> [Information given]:
********************

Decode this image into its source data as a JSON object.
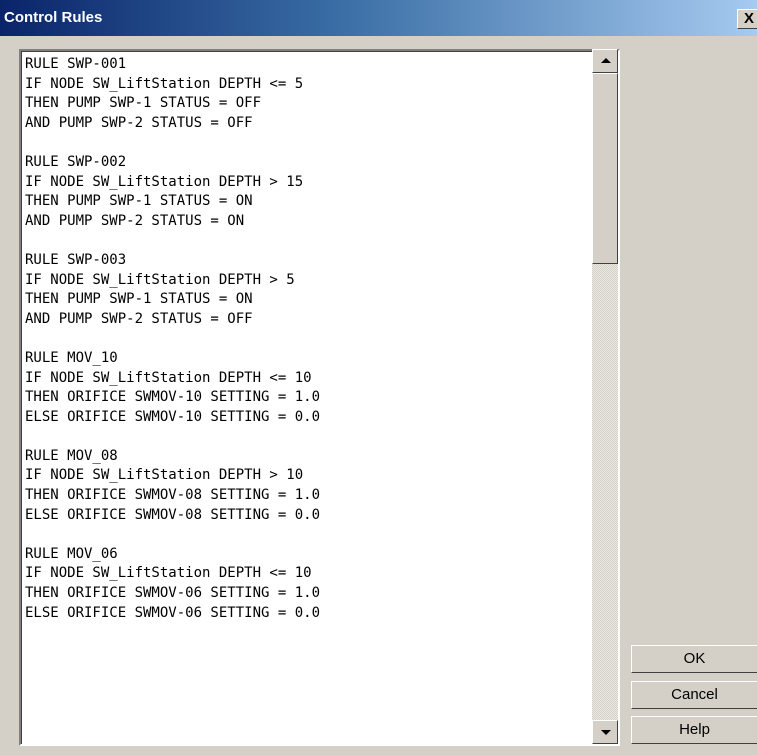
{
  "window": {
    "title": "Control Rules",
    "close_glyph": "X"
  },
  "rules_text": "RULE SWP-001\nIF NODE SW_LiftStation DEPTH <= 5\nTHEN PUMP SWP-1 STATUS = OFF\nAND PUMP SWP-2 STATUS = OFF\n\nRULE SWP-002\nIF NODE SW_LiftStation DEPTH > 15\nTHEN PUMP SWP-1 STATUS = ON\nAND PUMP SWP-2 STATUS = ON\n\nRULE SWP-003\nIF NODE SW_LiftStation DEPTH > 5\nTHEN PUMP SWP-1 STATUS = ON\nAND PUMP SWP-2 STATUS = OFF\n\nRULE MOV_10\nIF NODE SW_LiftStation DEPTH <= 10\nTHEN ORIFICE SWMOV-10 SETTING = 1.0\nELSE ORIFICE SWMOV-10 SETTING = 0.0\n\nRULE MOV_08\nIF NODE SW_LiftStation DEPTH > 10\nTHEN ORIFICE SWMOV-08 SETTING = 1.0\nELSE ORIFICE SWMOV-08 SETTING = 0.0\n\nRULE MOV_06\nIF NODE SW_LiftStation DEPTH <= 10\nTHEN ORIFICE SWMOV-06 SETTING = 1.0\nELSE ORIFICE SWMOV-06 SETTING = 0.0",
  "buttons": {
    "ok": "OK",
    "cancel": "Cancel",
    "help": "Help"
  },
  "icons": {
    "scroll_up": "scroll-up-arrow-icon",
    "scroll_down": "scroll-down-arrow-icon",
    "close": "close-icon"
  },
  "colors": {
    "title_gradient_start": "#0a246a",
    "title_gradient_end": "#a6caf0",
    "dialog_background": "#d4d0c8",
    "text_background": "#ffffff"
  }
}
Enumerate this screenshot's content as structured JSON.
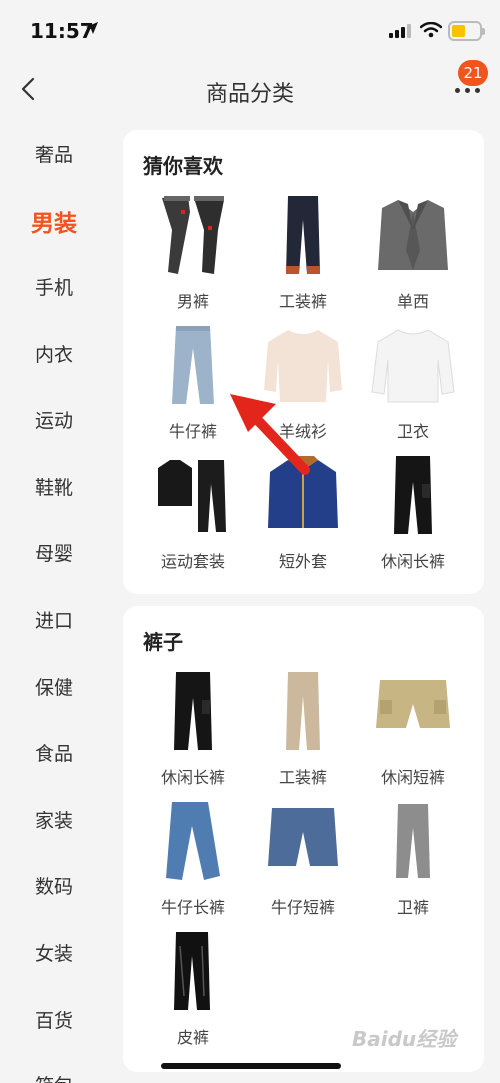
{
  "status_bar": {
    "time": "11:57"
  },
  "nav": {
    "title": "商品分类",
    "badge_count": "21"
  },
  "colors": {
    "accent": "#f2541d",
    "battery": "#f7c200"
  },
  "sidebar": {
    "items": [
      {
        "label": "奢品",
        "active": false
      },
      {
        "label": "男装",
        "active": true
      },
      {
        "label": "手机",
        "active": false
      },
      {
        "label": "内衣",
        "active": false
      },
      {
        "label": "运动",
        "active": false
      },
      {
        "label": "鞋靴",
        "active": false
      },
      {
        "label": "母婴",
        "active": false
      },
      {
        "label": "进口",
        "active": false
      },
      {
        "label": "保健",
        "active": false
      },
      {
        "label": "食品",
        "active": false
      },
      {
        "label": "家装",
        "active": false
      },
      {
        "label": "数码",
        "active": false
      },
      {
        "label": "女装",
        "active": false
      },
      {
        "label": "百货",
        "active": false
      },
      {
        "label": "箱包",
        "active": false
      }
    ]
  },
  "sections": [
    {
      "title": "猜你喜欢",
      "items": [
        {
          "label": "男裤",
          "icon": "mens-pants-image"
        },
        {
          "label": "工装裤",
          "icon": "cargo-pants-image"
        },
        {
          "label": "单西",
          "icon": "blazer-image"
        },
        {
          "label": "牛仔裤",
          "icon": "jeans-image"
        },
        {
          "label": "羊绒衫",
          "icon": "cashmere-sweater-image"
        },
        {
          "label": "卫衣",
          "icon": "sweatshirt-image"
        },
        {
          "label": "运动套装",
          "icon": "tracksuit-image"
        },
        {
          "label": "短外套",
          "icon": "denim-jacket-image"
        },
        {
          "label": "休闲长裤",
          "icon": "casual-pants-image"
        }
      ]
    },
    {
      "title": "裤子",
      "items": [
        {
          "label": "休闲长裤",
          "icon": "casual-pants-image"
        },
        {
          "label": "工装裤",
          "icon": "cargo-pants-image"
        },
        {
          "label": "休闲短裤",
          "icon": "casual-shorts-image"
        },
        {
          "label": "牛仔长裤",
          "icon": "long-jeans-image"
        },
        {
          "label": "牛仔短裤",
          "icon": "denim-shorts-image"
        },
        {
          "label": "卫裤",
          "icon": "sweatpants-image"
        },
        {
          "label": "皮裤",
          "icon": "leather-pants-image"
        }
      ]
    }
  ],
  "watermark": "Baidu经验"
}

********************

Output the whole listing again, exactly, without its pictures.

> [Answer space]:
Decode this image into its source data as a JSON object.
{
  "window": {
    "title": "Control Rules",
    "close_glyph": "X"
  },
  "rules_text": "RULE SWP-001\nIF NODE SW_LiftStation DEPTH <= 5\nTHEN PUMP SWP-1 STATUS = OFF\nAND PUMP SWP-2 STATUS = OFF\n\nRULE SWP-002\nIF NODE SW_LiftStation DEPTH > 15\nTHEN PUMP SWP-1 STATUS = ON\nAND PUMP SWP-2 STATUS = ON\n\nRULE SWP-003\nIF NODE SW_LiftStation DEPTH > 5\nTHEN PUMP SWP-1 STATUS = ON\nAND PUMP SWP-2 STATUS = OFF\n\nRULE MOV_10\nIF NODE SW_LiftStation DEPTH <= 10\nTHEN ORIFICE SWMOV-10 SETTING = 1.0\nELSE ORIFICE SWMOV-10 SETTING = 0.0\n\nRULE MOV_08\nIF NODE SW_LiftStation DEPTH > 10\nTHEN ORIFICE SWMOV-08 SETTING = 1.0\nELSE ORIFICE SWMOV-08 SETTING = 0.0\n\nRULE MOV_06\nIF NODE SW_LiftStation DEPTH <= 10\nTHEN ORIFICE SWMOV-06 SETTING = 1.0\nELSE ORIFICE SWMOV-06 SETTING = 0.0",
  "buttons": {
    "ok": "OK",
    "cancel": "Cancel",
    "help": "Help"
  },
  "icons": {
    "scroll_up": "scroll-up-arrow-icon",
    "scroll_down": "scroll-down-arrow-icon",
    "close": "close-icon"
  },
  "colors": {
    "title_gradient_start": "#0a246a",
    "title_gradient_end": "#a6caf0",
    "dialog_background": "#d4d0c8",
    "text_background": "#ffffff"
  }
}
Enumerate this screenshot's content as structured JSON.
{
  "status_bar": {
    "time": "11:57"
  },
  "nav": {
    "title": "商品分类",
    "badge_count": "21"
  },
  "colors": {
    "accent": "#f2541d",
    "battery": "#f7c200"
  },
  "sidebar": {
    "items": [
      {
        "label": "奢品",
        "active": false
      },
      {
        "label": "男装",
        "active": true
      },
      {
        "label": "手机",
        "active": false
      },
      {
        "label": "内衣",
        "active": false
      },
      {
        "label": "运动",
        "active": false
      },
      {
        "label": "鞋靴",
        "active": false
      },
      {
        "label": "母婴",
        "active": false
      },
      {
        "label": "进口",
        "active": false
      },
      {
        "label": "保健",
        "active": false
      },
      {
        "label": "食品",
        "active": false
      },
      {
        "label": "家装",
        "active": false
      },
      {
        "label": "数码",
        "active": false
      },
      {
        "label": "女装",
        "active": false
      },
      {
        "label": "百货",
        "active": false
      },
      {
        "label": "箱包",
        "active": false
      }
    ]
  },
  "sections": [
    {
      "title": "猜你喜欢",
      "items": [
        {
          "label": "男裤",
          "icon": "mens-pants-image"
        },
        {
          "label": "工装裤",
          "icon": "cargo-pants-image"
        },
        {
          "label": "单西",
          "icon": "blazer-image"
        },
        {
          "label": "牛仔裤",
          "icon": "jeans-image"
        },
        {
          "label": "羊绒衫",
          "icon": "cashmere-sweater-image"
        },
        {
          "label": "卫衣",
          "icon": "sweatshirt-image"
        },
        {
          "label": "运动套装",
          "icon": "tracksuit-image"
        },
        {
          "label": "短外套",
          "icon": "denim-jacket-image"
        },
        {
          "label": "休闲长裤",
          "icon": "casual-pants-image"
        }
      ]
    },
    {
      "title": "裤子",
      "items": [
        {
          "label": "休闲长裤",
          "icon": "casual-pants-image"
        },
        {
          "label": "工装裤",
          "icon": "cargo-pants-image"
        },
        {
          "label": "休闲短裤",
          "icon": "casual-shorts-image"
        },
        {
          "label": "牛仔长裤",
          "icon": "long-jeans-image"
        },
        {
          "label": "牛仔短裤",
          "icon": "denim-shorts-image"
        },
        {
          "label": "卫裤",
          "icon": "sweatpants-image"
        },
        {
          "label": "皮裤",
          "icon": "leather-pants-image"
        }
      ]
    }
  ],
  "watermark": "Baidu经验"
}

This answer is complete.